  • You didn't make the necessary time/temperature and pressure adjustments for your altitude: If you're canning at a high altitude, you'll need to make adjustments to the canning instructions provided in the recipe. Occasionally a recipe includes this information, but more often than not, you have to calculate the changes yourself.
  • You used a jar that isn't designed for canning, for example, a grocery store jar.

What You Need to Reprocess Your Jars

Aside from your water bath canner (or pressure canner) and jars of food, the other canning supplies you'll need is just a fresh box of canning lids to complete the job. The lids are one-time use, and will not seal a second time.

How to Reprocess Unsealed Canning Jars

Follow these steps, and read through the tips, before trying to reprocess your jars. It may have been a fluke that your jars didn't seal the first time, but it's also possible that you accidentally skipped an important step. At any rate, it never hurts to refresh your memory.

  1. Check each jar for nicks along the rim.
  2. If you find a nick, transfer the contents to a new jar. If you don't find any nicks, put a fresh lid on the jar and secure it with a ring.
  3. Reprocess the jars using the same processing time as before.
  4. Allow the jars to cool.
  5. Then, check for a good seal.
  6. If you still have jars that haven't sealed properly, transfer the contents of the jars to freezer-safe containers, and freeze them until you're ready to put them to use.

Listen for the Ping

After removing jars from the canner, you should hear a 'ping' as each jar cools. This sound is a good indication that the jar has sealed properly.

Not Interested in Reprocessing Your Jars?

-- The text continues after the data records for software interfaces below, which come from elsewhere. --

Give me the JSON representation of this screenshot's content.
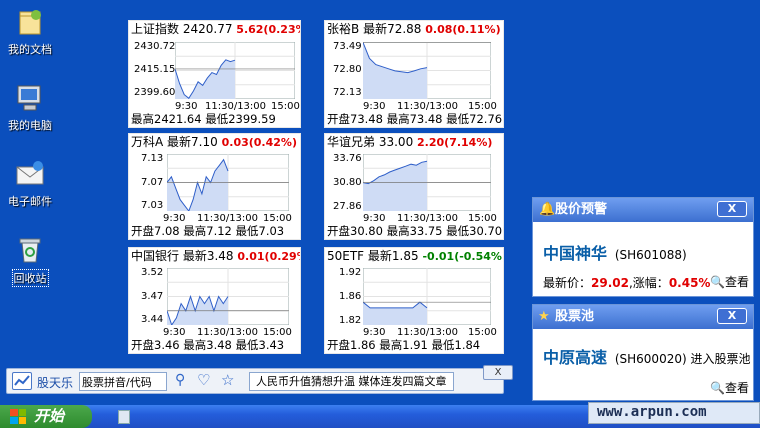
{
  "desktop": {
    "icons": [
      {
        "label": "我的文档",
        "icon": "my-documents-icon"
      },
      {
        "label": "我的电脑",
        "icon": "my-computer-icon"
      },
      {
        "label": "电子邮件",
        "icon": "email-icon"
      },
      {
        "label": "回收站",
        "icon": "recycle-bin-icon"
      }
    ]
  },
  "widgets": [
    {
      "name": "上证指数",
      "price": "2420.77",
      "change": "5.62(0.23%)",
      "dir": "up",
      "y_ticks": [
        "2430.72",
        "2415.15",
        "2399.60"
      ],
      "x_ticks": [
        "9:30",
        "11:30/13:00",
        "15:00"
      ],
      "footer": "最高2421.64 最低2399.59"
    },
    {
      "name": "张裕B",
      "price": "最新72.88",
      "change": "0.08(0.11%)",
      "dir": "up",
      "y_ticks": [
        "73.49",
        "72.80",
        "72.13"
      ],
      "x_ticks": [
        "9:30",
        "11:30/13:00",
        "15:00"
      ],
      "footer": "开盘73.48 最高73.48 最低72.76"
    },
    {
      "name": "万科A",
      "price": "最新7.10",
      "change": "0.03(0.42%)",
      "dir": "up",
      "y_ticks": [
        "7.13",
        "7.07",
        "7.03"
      ],
      "x_ticks": [
        "9:30",
        "11:30/13:00",
        "15:00"
      ],
      "footer": "开盘7.08 最高7.12 最低7.03"
    },
    {
      "name": "华谊兄弟",
      "price": "33.00",
      "change": "2.20(7.14%)",
      "dir": "up",
      "y_ticks": [
        "33.76",
        "30.80",
        "27.86"
      ],
      "x_ticks": [
        "9:30",
        "11:30/13:00",
        "15:00"
      ],
      "footer": "开盘30.80 最高33.75 最低30.70"
    },
    {
      "name": "中国银行",
      "price": "最新3.48",
      "change": "0.01(0.29%)",
      "dir": "up",
      "y_ticks": [
        "3.52",
        "3.47",
        "3.44"
      ],
      "x_ticks": [
        "9:30",
        "11:30/13:00",
        "15:00"
      ],
      "footer": "开盘3.46 最高3.48 最低3.43"
    },
    {
      "name": "50ETF",
      "price": "最新1.85",
      "change": "-0.01(-0.54%)",
      "dir": "dn",
      "y_ticks": [
        "1.92",
        "1.86",
        "1.82"
      ],
      "x_ticks": [
        "9:30",
        "11:30/13:00",
        "15:00"
      ],
      "footer": "开盘1.86 最高1.91 最低1.84"
    }
  ],
  "chart_data": [
    {
      "type": "area",
      "title": "上证指数",
      "x": [
        "9:30",
        "11:30/13:00",
        "15:00"
      ],
      "ylim": [
        2399.6,
        2430.72
      ],
      "series": [
        {
          "values": [
            2416,
            2408,
            2402,
            2400,
            2404,
            2409,
            2407,
            2411,
            2414,
            2413,
            2418,
            2421,
            2420,
            2420.77
          ]
        }
      ]
    },
    {
      "type": "area",
      "title": "张裕B",
      "x": [
        "9:30",
        "11:30/13:00",
        "15:00"
      ],
      "ylim": [
        72.13,
        73.49
      ],
      "series": [
        {
          "values": [
            73.48,
            73.1,
            72.95,
            72.9,
            72.85,
            72.8,
            72.78,
            72.76,
            72.8,
            72.85,
            72.88
          ]
        }
      ]
    },
    {
      "type": "area",
      "title": "万科A",
      "x": [
        "9:30",
        "11:30/13:00",
        "15:00"
      ],
      "ylim": [
        7.03,
        7.13
      ],
      "series": [
        {
          "values": [
            7.08,
            7.09,
            7.07,
            7.05,
            7.04,
            7.03,
            7.05,
            7.08,
            7.06,
            7.09,
            7.08,
            7.1,
            7.11,
            7.12,
            7.1
          ]
        }
      ]
    },
    {
      "type": "area",
      "title": "华谊兄弟",
      "x": [
        "9:30",
        "11:30/13:00",
        "15:00"
      ],
      "ylim": [
        27.86,
        33.76
      ],
      "series": [
        {
          "values": [
            30.8,
            30.7,
            31.0,
            31.4,
            31.6,
            31.9,
            32.1,
            32.3,
            32.5,
            32.7,
            32.6,
            32.9,
            33.0
          ]
        }
      ]
    },
    {
      "type": "area",
      "title": "中国银行",
      "x": [
        "9:30",
        "11:30/13:00",
        "15:00"
      ],
      "ylim": [
        3.44,
        3.52
      ],
      "series": [
        {
          "values": [
            3.46,
            3.44,
            3.45,
            3.47,
            3.46,
            3.48,
            3.46,
            3.48,
            3.47,
            3.48,
            3.46,
            3.48,
            3.47,
            3.48
          ]
        }
      ]
    },
    {
      "type": "area",
      "title": "50ETF",
      "x": [
        "9:30",
        "11:30/13:00",
        "15:00"
      ],
      "ylim": [
        1.82,
        1.92
      ],
      "series": [
        {
          "values": [
            1.86,
            1.85,
            1.85,
            1.85,
            1.85,
            1.85,
            1.85,
            1.85,
            1.86,
            1.85
          ]
        }
      ]
    }
  ],
  "alert_panel": {
    "title": "股价预警",
    "close": "X",
    "stock_name": "中国神华",
    "stock_code": "(SH601088)",
    "price_label": "最新价：",
    "price": "29.02",
    "change_label": ",涨幅：",
    "change": "0.45%",
    "view_label": "查看"
  },
  "pool_panel": {
    "title": "股票池",
    "close": "X",
    "stock_name": "中原高速",
    "stock_code": "(SH600020)",
    "action_text": "进入股票池",
    "view_label": "查看"
  },
  "toolbar": {
    "brand": "股天乐",
    "search_placeholder": "股票拼音/代码",
    "news_text": "人民币升值猜想升温 媒体连发四篇文章",
    "close": "X"
  },
  "taskbar": {
    "start_label": "开始",
    "watermark": "www.arpun.com"
  },
  "colors": {
    "desktop": "#0b4fbd",
    "up": "#e00000",
    "down": "#008000",
    "chart_fill": "#cfdcf5",
    "chart_line": "#2f5fc9"
  }
}
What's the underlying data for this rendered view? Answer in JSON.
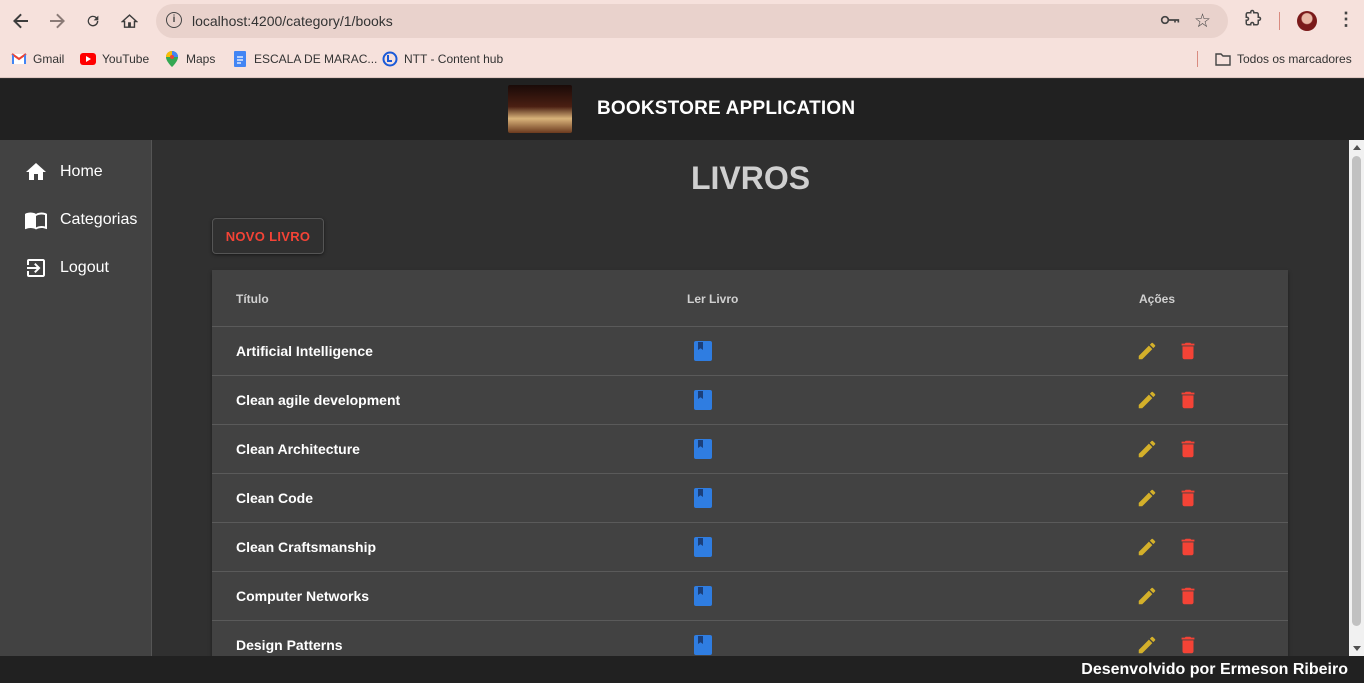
{
  "browser": {
    "url": "localhost:4200/category/1/books",
    "bookmarks": [
      {
        "label": "Gmail",
        "icon": "gmail-icon"
      },
      {
        "label": "YouTube",
        "icon": "youtube-icon"
      },
      {
        "label": "Maps",
        "icon": "maps-icon"
      },
      {
        "label": "ESCALA DE MARAC...",
        "icon": "docs-icon"
      },
      {
        "label": "NTT - Content hub",
        "icon": "ntt-icon"
      }
    ],
    "all_bookmarks_label": "Todos os marcadores"
  },
  "header": {
    "title": "BOOKSTORE APPLICATION"
  },
  "sidebar": {
    "items": [
      {
        "label": "Home",
        "icon": "home-icon"
      },
      {
        "label": "Categorias",
        "icon": "book-open-icon"
      },
      {
        "label": "Logout",
        "icon": "logout-icon"
      }
    ]
  },
  "main": {
    "title": "LIVROS",
    "new_button_label": "NOVO LIVRO",
    "table": {
      "headers": {
        "title": "Título",
        "read": "Ler Livro",
        "actions": "Ações"
      },
      "rows": [
        {
          "title": "Artificial Intelligence"
        },
        {
          "title": "Clean agile development"
        },
        {
          "title": "Clean Architecture"
        },
        {
          "title": "Clean Code"
        },
        {
          "title": "Clean Craftsmanship"
        },
        {
          "title": "Computer Networks"
        },
        {
          "title": "Design Patterns"
        }
      ]
    }
  },
  "footer": {
    "text": "Desenvolvido por Ermeson Ribeiro"
  },
  "colors": {
    "accent_red": "#f44336",
    "book_blue": "#2f7de1",
    "edit_yellow": "#d4b02a",
    "header_bg": "#212121",
    "sidebar_bg": "#424242"
  }
}
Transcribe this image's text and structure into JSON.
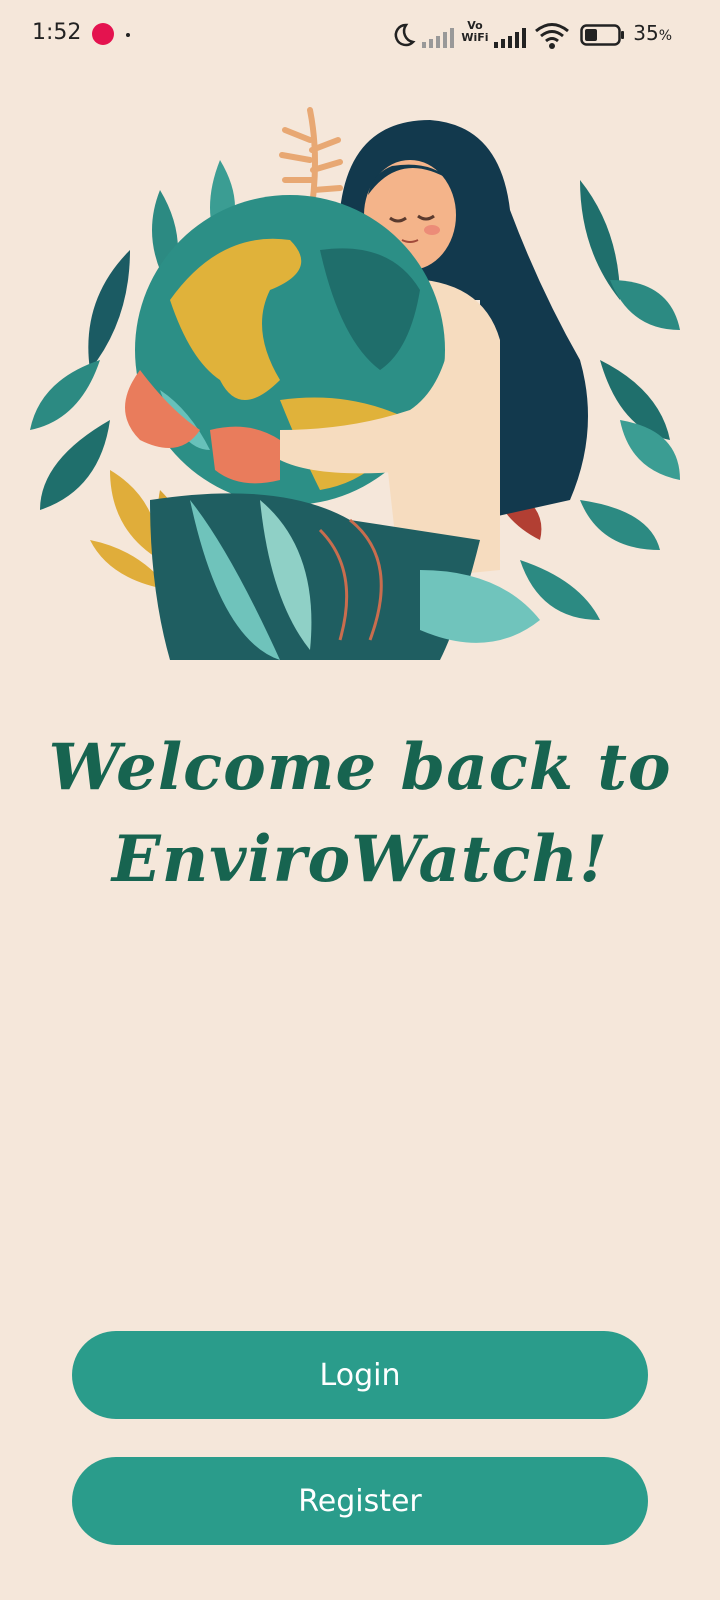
{
  "status_bar": {
    "time": "1:52",
    "battery_percent": "35",
    "battery_suffix": "%",
    "vowifi_top": "Vo",
    "vowifi_bottom": "WiFi"
  },
  "hero": {
    "icon": "woman-hugging-earth-illustration"
  },
  "welcome": {
    "line1": "Welcome back to",
    "line2": "EnviroWatch!"
  },
  "buttons": {
    "login": "Login",
    "register": "Register"
  },
  "colors": {
    "background": "#f5e7da",
    "title": "#176450",
    "button": "#2a9c8b"
  }
}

Just stick your jars in the refrigerator, or freeze the contents in freezer-safe containers. Unsealed jars aren't an indication that there's anything wrong with the food.